What I sensed in both Jenkins’s and Obama’s speeches was a sort of fetishism of dialogue, an excessive valorization of the second stage of the cognitional process. The conversation, they seemed to imply, should remain always open-ended, the dialogue on-going, decision or judgment permanently delayed. But dialogue is a means to an end; it is valuable in the measure that it conduces toward judgment. G.K. Chesterton said that the mind should remain open, but only so that it might, in time, chomp down on something nourishing. The Church has come to the considered judgment that abortion is morally objectionable and that Roe v. Wade is terrible law, as bad as the laws that once protected the practices of slavery and segregation in our country. To suggest, therefore, that a Catholic university is a place where dialogue on this matter is still a desideratum is as ludicrous as suggesting that a Catholic university should be the setting for a discussion of the merits of slavery and Jim Crow laws. I would like, actually, to stay with these last examples. Fr. Theodore Hesburgh, the legendary retired President of Notre Dame, was mentioned several times in President Obama’s speech as a model of the dialogue and openness to conversation that he was extolling. Does anyone think for a moment that Fr. Hesburgh, at the height of the civil rights movement, would have invited, say, George Wallace to be the commencement speaker and recipient of an honorary degree at Notre Dame? Does anyone think that Fr. Hesburgh would have been open to a dialogue with Wallace about the merits of his unambiguously racist policies? For that matter, does anyone think that Dr. Martin Luther King would have sought out common ground with Wallace or Bull Connor in the hopes of hammering out a compromise on this pesky question of civil rights for blacks? The questions answer themselves.
Then why in the world does anyone think that we should be less resolute in regard to the heinous practice of abortion which, since 1973, has taken the lives of 43 million children?
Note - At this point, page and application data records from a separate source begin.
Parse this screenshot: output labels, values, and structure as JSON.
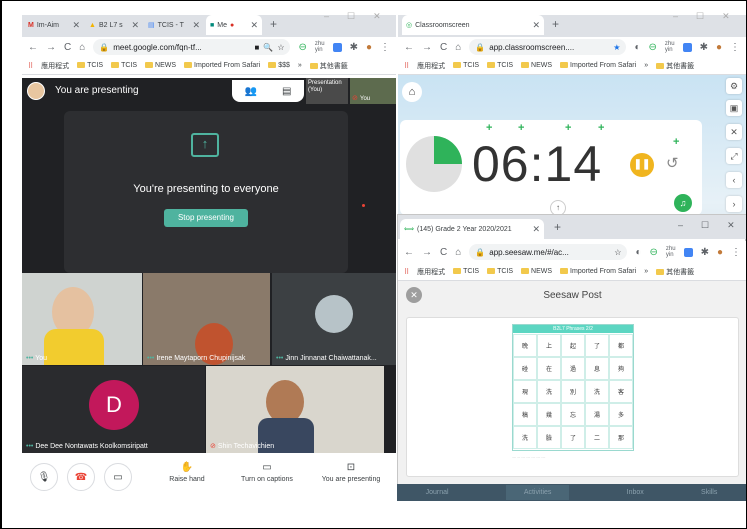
{
  "left_browser": {
    "tabs": [
      {
        "label": "Im-Aim",
        "icon": "gmail-icon"
      },
      {
        "label": "B2 L7 s",
        "icon": "drive-icon"
      },
      {
        "label": "TCIS - T",
        "icon": "doc-icon"
      },
      {
        "label": "Me",
        "icon": "meet-icon"
      }
    ],
    "url": "meet.google.com/fqn-tf...",
    "bookmarks": [
      "應用程式",
      "TCIS",
      "TCIS",
      "NEWS",
      "Imported From Safari",
      "$$$",
      "»",
      "其他書籤"
    ]
  },
  "meet": {
    "presenter_banner": "You are presenting",
    "self_preview_label": "Presentation (You)",
    "self_name_short": "You",
    "presenting_message": "You're presenting to everyone",
    "stop_button": "Stop presenting",
    "participants": [
      {
        "name": "You"
      },
      {
        "name": "Irene Maytaporn Chupinijsak"
      },
      {
        "name": "Jinn Jinnanat Chaiwattanak..."
      },
      {
        "name": "Dee Dee Nontawats Koolkomsiripatt",
        "avatar_letter": "D"
      },
      {
        "name": "Shin Techavichien"
      }
    ],
    "controls": {
      "raise_hand": "Raise hand",
      "captions": "Turn on captions",
      "present": "You are presenting"
    }
  },
  "right_browser": {
    "tab": "Classroomscreen",
    "url": "app.classroomscreen....",
    "bookmarks": [
      "應用程式",
      "TCIS",
      "TCIS",
      "NEWS",
      "Imported From Safari",
      "»",
      "其他書籤"
    ]
  },
  "timer": {
    "display": "06:14",
    "progress_fraction": 0.25
  },
  "seesaw_window": {
    "tab": "(145) Grade 2 Year 2020/2021",
    "url": "app.seesaw.me/#/ac...",
    "bookmarks": [
      "應用程式",
      "TCIS",
      "TCIS",
      "NEWS",
      "Imported From Safari",
      "»",
      "其他書籤"
    ],
    "post_title": "Seesaw Post",
    "worksheet_title": "B2L7 Phrases 2/2",
    "grid": [
      [
        "晚",
        "上",
        "起",
        "了",
        "都"
      ],
      [
        "碰",
        "在",
        "過",
        "息",
        "夠"
      ],
      [
        "現",
        "洗",
        "別",
        "洗",
        "客"
      ],
      [
        "稿",
        "幾",
        "忘",
        "湯",
        "多"
      ],
      [
        "洗",
        "臉",
        "了",
        "二",
        "那"
      ]
    ]
  },
  "bottom_nav": [
    "Journal",
    "Activities",
    "Inbox",
    "Skills"
  ],
  "colors": {
    "meet_bg": "#202124",
    "teal": "#4fb39f",
    "timer_green": "#2fb35a",
    "pause_yellow": "#f0b51f",
    "avatar_red": "#c2185b"
  }
}
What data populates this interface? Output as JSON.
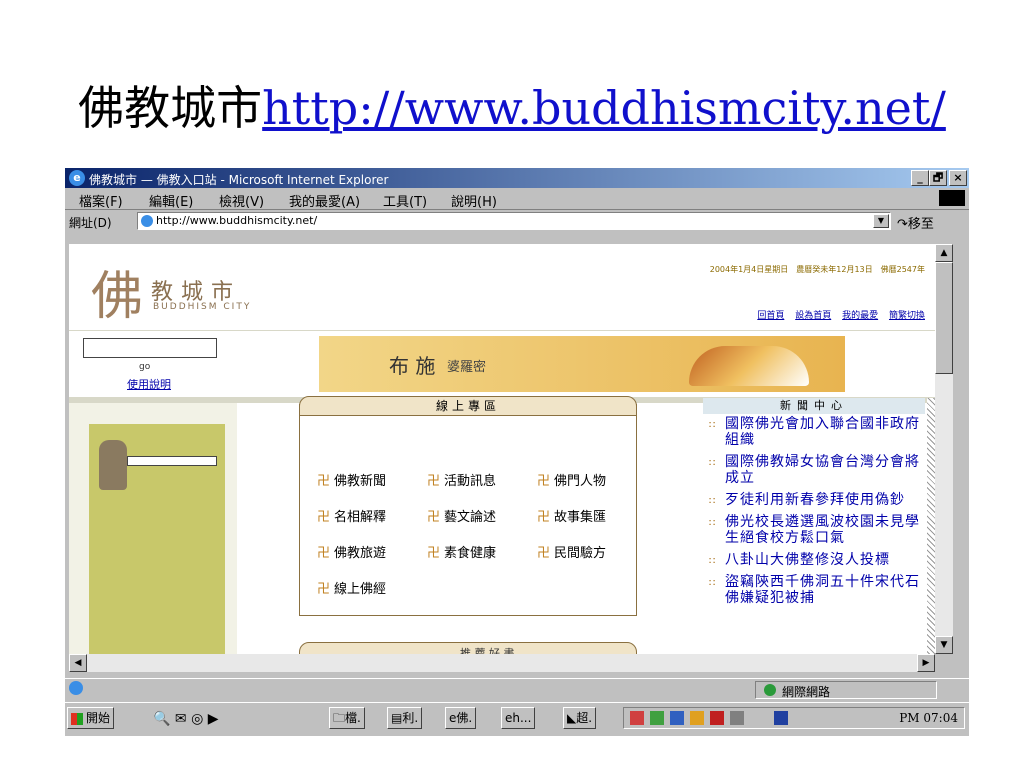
{
  "slide": {
    "title_cn": "佛教城市",
    "title_url": "http://www.buddhismcity.net/"
  },
  "window": {
    "title": "佛教城市 — 佛教入口站 - Microsoft Internet Explorer",
    "controls": [
      "_",
      "🗗",
      "×"
    ]
  },
  "menu": [
    "檔案(F)",
    "編輯(E)",
    "檢視(V)",
    "我的最愛(A)",
    "工具(T)",
    "說明(H)"
  ],
  "address": {
    "label": "網址(D)",
    "url": "http://www.buddhismcity.net/",
    "go_label": "移至"
  },
  "page": {
    "logo_char": "佛",
    "logo_name": "教城市",
    "logo_en": "BUDDHISM CITY",
    "date_line": "2004年1月4日星期日　農曆癸未年12月13日　佛曆2547年",
    "top_links": [
      "回首頁",
      "設為首頁",
      "我的最愛",
      "簡繁切換"
    ],
    "search_go": "go",
    "help_label": "使用說明",
    "banner_main": "布 施",
    "banner_sub": "婆羅密",
    "zone": {
      "title": "線上專區",
      "items": [
        "佛教新聞",
        "活動訊息",
        "佛門人物",
        "名相解釋",
        "藝文論述",
        "故事集匯",
        "佛教旅遊",
        "素食健康",
        "民間驗方",
        "線上佛經"
      ],
      "swastika": "卍"
    },
    "zone_foot": "推 薦 好 書",
    "news": {
      "title": "新聞中心",
      "bullet": "∷",
      "items": [
        "國際佛光會加入聯合國非政府組織",
        "國際佛教婦女協會台灣分會將成立",
        "歹徒利用新春參拜使用偽鈔",
        "佛光校長遴選風波校園未見學生絕食校方鬆口氣",
        "八卦山大佛整修沒人投標",
        "盜竊陝西千佛洞五十件宋代石佛嫌疑犯被捕"
      ]
    }
  },
  "status": {
    "zone": "網際網路"
  },
  "taskbar": {
    "start": "開始",
    "tasks": [
      "檔.",
      "利.",
      "佛.",
      "h...",
      "超."
    ],
    "clock": "PM 07:04"
  },
  "colors": {
    "title_bar": "#0a246a",
    "link": "#0000aa",
    "olive": "#c8c86a"
  }
}
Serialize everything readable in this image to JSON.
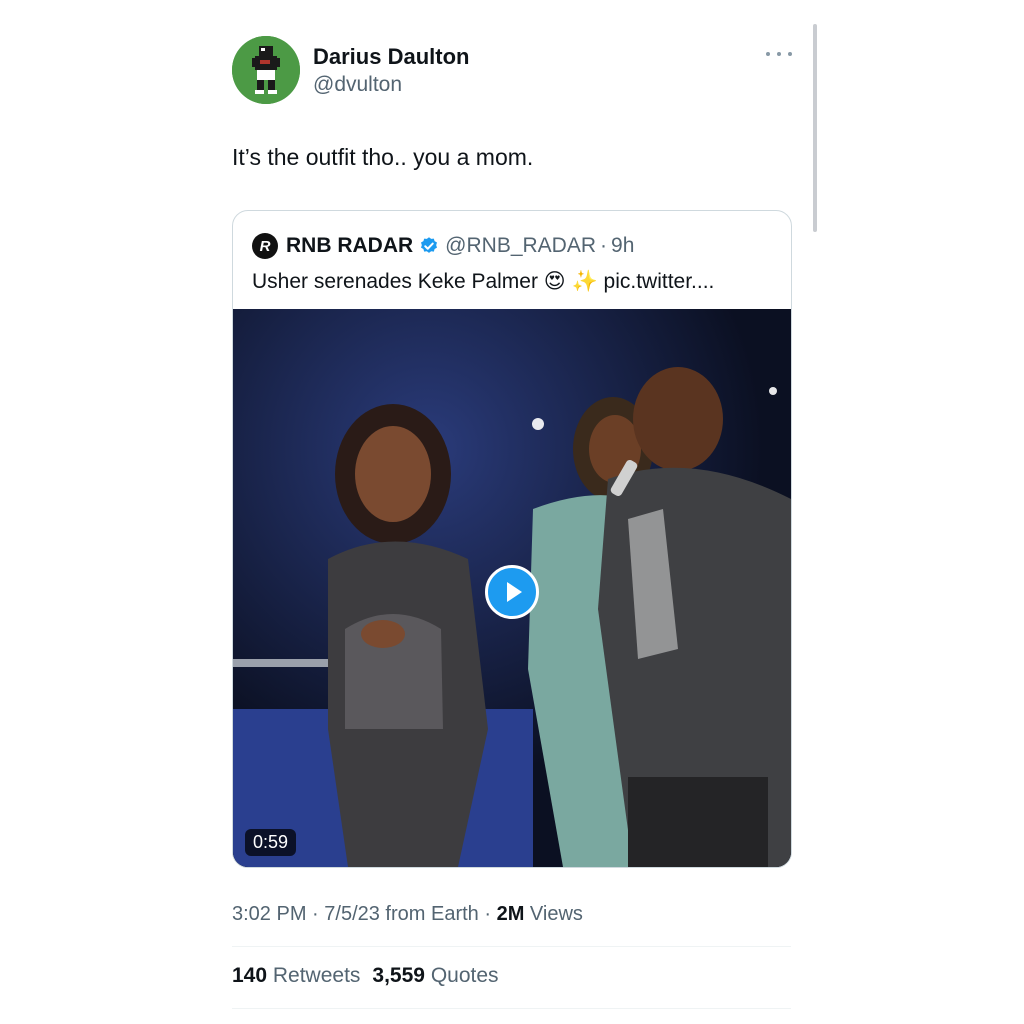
{
  "tweet": {
    "author_name": "Darius Daulton",
    "author_handle": "@dvulton",
    "text": "It’s the outfit tho.. you a mom.",
    "avatar_icon": "pixel-football-player-icon",
    "avatar_color": "#4c9a45"
  },
  "quoted": {
    "name": "RNB RADAR",
    "verified_icon": "verified-badge-icon",
    "verified_color": "#1d9bf0",
    "handle": "@RNB_RADAR",
    "separator": "·",
    "time": "9h",
    "text": "Usher serenades Keke Palmer 😍 ✨  pic.twitter....",
    "avatar_letter": "R",
    "video_duration": "0:59"
  },
  "meta": {
    "time": "3:02 PM",
    "separator": " · ",
    "date": "7/5/23",
    "source": " from Earth",
    "separator2": " · ",
    "views_count": "2M",
    "views_label": " Views"
  },
  "stats": {
    "retweets_count": "140",
    "retweets_label": " Retweets",
    "quotes_count": "3,559",
    "quotes_label": " Quotes"
  }
}
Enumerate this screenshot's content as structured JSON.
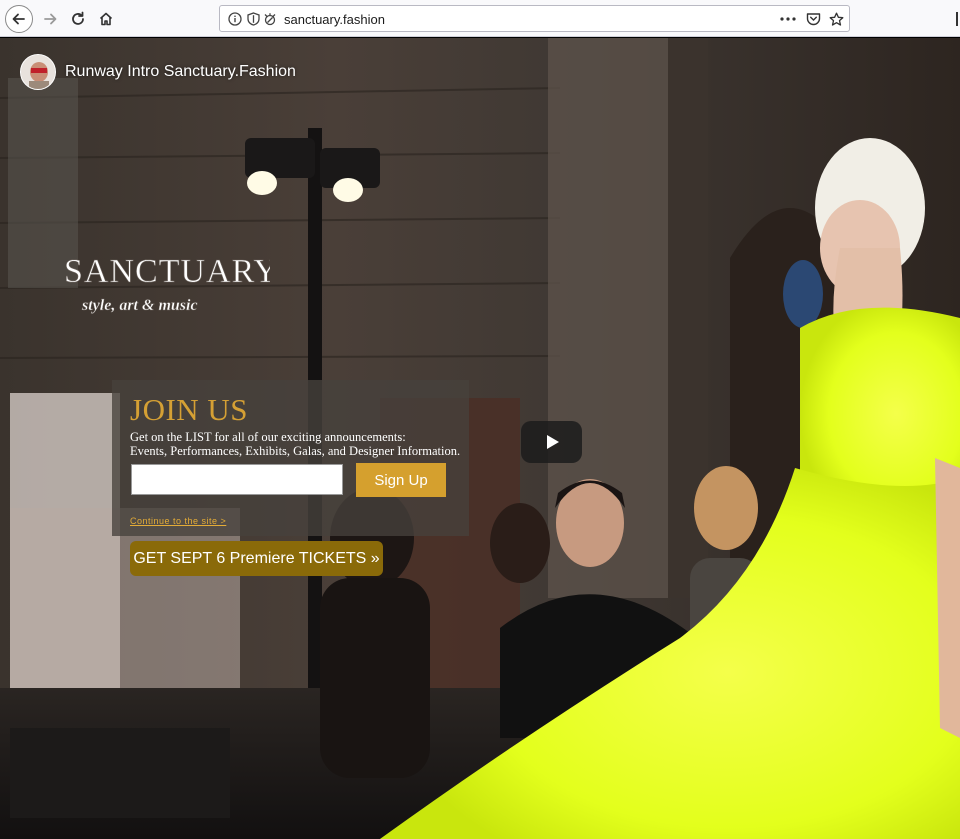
{
  "browser": {
    "url": "sanctuary.fashion",
    "icons": [
      "back-arrow-icon",
      "forward-arrow-icon",
      "reload-icon",
      "home-icon",
      "info-icon",
      "shield-icon",
      "permissions-icon",
      "more-icon",
      "pocket-icon",
      "bookmark-star-icon"
    ]
  },
  "video": {
    "title": "Runway Intro Sanctuary.Fashion",
    "play_icon": "play-icon"
  },
  "logo": {
    "line1": "SANCTUARY",
    "line2": "style, art & music"
  },
  "signup": {
    "heading": "JOIN US",
    "description_line1": "Get on the LIST for all of our exciting announcements:",
    "description_line2": "Events, Performances, Exhibits, Galas, and Designer Information.",
    "email_value": "",
    "button_label": "Sign Up",
    "continue_link": "Continue to the site >",
    "tickets_button": "GET SEPT 6 Premiere TICKETS »"
  },
  "colors": {
    "accent_gold": "#d5a02e",
    "tickets_gold": "#8a6a09",
    "dress_yellow": "#e6ff2a"
  }
}
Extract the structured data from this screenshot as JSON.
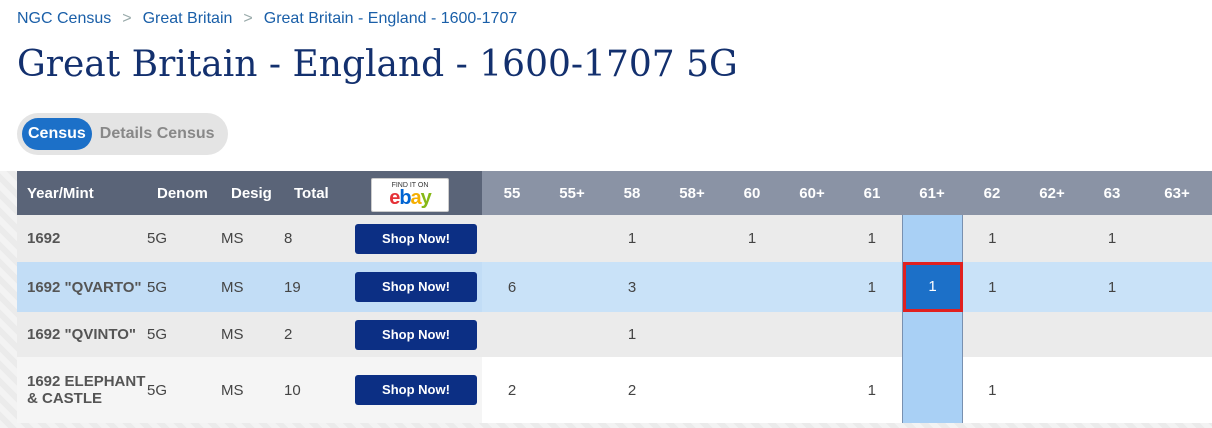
{
  "breadcrumb": [
    "NGC Census",
    "Great Britain",
    "Great Britain - England - 1600-1707"
  ],
  "title": "Great Britain - England - 1600-1707 5G",
  "tabs": {
    "active": "Census",
    "inactive": "Details Census"
  },
  "ebay": {
    "find_text": "FIND IT ON",
    "logo": [
      "e",
      "b",
      "a",
      "y"
    ]
  },
  "columns": {
    "left": [
      "Year/Mint",
      "Denom",
      "Desig",
      "Total"
    ],
    "grades": [
      "55",
      "55+",
      "58",
      "58+",
      "60",
      "60+",
      "61",
      "61+",
      "62",
      "62+",
      "63",
      "63+"
    ]
  },
  "shop_label": "Shop Now!",
  "rows": [
    {
      "year": "1692",
      "denom": "5G",
      "desig": "MS",
      "total": "8",
      "grades": [
        "",
        "",
        "1",
        "",
        "1",
        "",
        "1",
        "",
        "1",
        "",
        "1",
        ""
      ]
    },
    {
      "year": "1692 \"QVARTO\"",
      "denom": "5G",
      "desig": "MS",
      "total": "19",
      "grades": [
        "6",
        "",
        "3",
        "",
        "",
        "",
        "1",
        "1",
        "1",
        "",
        "1",
        ""
      ]
    },
    {
      "year": "1692 \"QVINTO\"",
      "denom": "5G",
      "desig": "MS",
      "total": "2",
      "grades": [
        "",
        "",
        "1",
        "",
        "",
        "",
        "",
        "",
        "",
        "",
        "",
        ""
      ]
    },
    {
      "year": "1692 ELEPHANT & CASTLE",
      "denom": "5G",
      "desig": "MS",
      "total": "10",
      "grades": [
        "2",
        "",
        "2",
        "",
        "",
        "",
        "1",
        "",
        "1",
        "",
        "",
        ""
      ]
    }
  ],
  "colors": {
    "accent": "#1c70c8",
    "title": "#13306e",
    "focus_border": "#e02020",
    "shop_button": "#0c2f84"
  }
}
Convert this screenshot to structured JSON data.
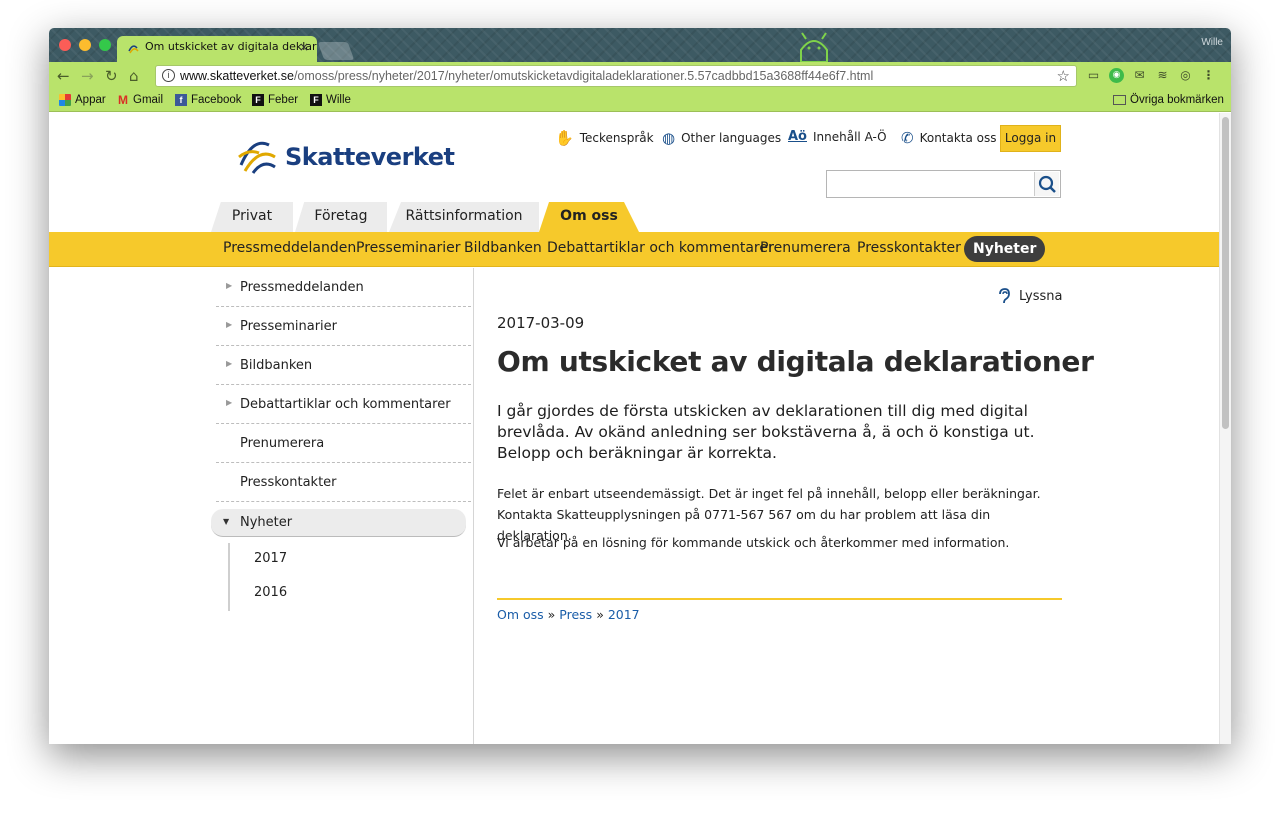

Why does anyone think that further dialogue and conversation on this score is a good idea? I think those questions answer themselves too.